#### Recorded information

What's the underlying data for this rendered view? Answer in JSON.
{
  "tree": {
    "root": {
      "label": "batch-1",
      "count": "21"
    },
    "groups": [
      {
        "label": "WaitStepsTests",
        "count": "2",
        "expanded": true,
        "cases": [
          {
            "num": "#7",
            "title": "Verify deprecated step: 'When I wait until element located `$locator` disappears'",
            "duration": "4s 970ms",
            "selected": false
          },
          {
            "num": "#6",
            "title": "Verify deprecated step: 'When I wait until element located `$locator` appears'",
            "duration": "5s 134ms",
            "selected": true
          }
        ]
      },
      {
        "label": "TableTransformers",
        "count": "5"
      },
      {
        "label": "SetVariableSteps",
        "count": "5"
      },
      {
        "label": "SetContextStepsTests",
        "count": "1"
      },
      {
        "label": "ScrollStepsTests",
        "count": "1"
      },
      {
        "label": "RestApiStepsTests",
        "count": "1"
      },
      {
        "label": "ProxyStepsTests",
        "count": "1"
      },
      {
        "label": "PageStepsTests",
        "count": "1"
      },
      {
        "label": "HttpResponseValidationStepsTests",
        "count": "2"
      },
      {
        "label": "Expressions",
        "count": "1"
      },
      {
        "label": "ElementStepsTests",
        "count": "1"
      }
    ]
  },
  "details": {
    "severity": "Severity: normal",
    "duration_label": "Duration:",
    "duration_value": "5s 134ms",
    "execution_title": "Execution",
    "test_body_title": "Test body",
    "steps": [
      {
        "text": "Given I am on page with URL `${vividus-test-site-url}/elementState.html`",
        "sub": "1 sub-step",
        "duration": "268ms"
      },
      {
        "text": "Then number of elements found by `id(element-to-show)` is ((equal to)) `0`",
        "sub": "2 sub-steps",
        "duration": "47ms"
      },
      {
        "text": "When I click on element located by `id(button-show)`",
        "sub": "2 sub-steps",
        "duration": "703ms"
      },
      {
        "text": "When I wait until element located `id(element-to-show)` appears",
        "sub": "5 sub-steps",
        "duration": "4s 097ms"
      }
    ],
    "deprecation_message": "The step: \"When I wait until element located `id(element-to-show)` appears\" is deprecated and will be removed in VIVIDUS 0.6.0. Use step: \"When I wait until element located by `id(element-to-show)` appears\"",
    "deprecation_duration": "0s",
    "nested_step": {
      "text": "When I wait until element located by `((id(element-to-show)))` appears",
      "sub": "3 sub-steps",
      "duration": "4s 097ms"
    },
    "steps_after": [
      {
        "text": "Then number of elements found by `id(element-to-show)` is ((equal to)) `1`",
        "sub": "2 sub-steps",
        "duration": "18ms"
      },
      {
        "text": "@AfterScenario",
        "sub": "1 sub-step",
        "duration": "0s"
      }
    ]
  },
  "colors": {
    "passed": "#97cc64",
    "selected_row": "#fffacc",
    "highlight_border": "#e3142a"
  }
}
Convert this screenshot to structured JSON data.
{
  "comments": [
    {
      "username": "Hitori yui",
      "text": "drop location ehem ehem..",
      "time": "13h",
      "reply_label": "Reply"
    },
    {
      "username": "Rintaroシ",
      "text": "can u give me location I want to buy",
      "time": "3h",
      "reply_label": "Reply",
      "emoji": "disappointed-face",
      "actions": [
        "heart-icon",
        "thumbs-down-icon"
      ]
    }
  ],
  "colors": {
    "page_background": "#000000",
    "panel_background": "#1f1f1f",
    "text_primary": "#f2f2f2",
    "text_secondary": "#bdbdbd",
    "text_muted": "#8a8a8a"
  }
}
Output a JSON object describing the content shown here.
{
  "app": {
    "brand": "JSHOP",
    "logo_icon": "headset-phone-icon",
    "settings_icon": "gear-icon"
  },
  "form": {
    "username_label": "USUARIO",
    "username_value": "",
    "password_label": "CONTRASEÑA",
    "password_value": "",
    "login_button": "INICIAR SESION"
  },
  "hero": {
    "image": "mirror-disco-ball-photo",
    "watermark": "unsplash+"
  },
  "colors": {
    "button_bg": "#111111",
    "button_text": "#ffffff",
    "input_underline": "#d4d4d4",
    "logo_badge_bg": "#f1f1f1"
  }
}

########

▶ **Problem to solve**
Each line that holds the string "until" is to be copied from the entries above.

▶ **Result of the task**
            "title": "Verify deprecated step: 'When I wait until element located `$locator` disappears'",
            "title": "Verify deprecated step: 'When I wait until element located `$locator` appears'",
        "text": "When I wait until element located `id(element-to-show)` appears",
    "deprecation_message": "The step: \"When I wait until element located `id(element-to-show)` appears\" is deprecated and will be removed in VIVIDUS 0.6.0. Use step: \"When I wait until element located by `id(element-to-show)` appears\"",
      "text": "When I wait until element located by `((id(element-to-show)))` appears",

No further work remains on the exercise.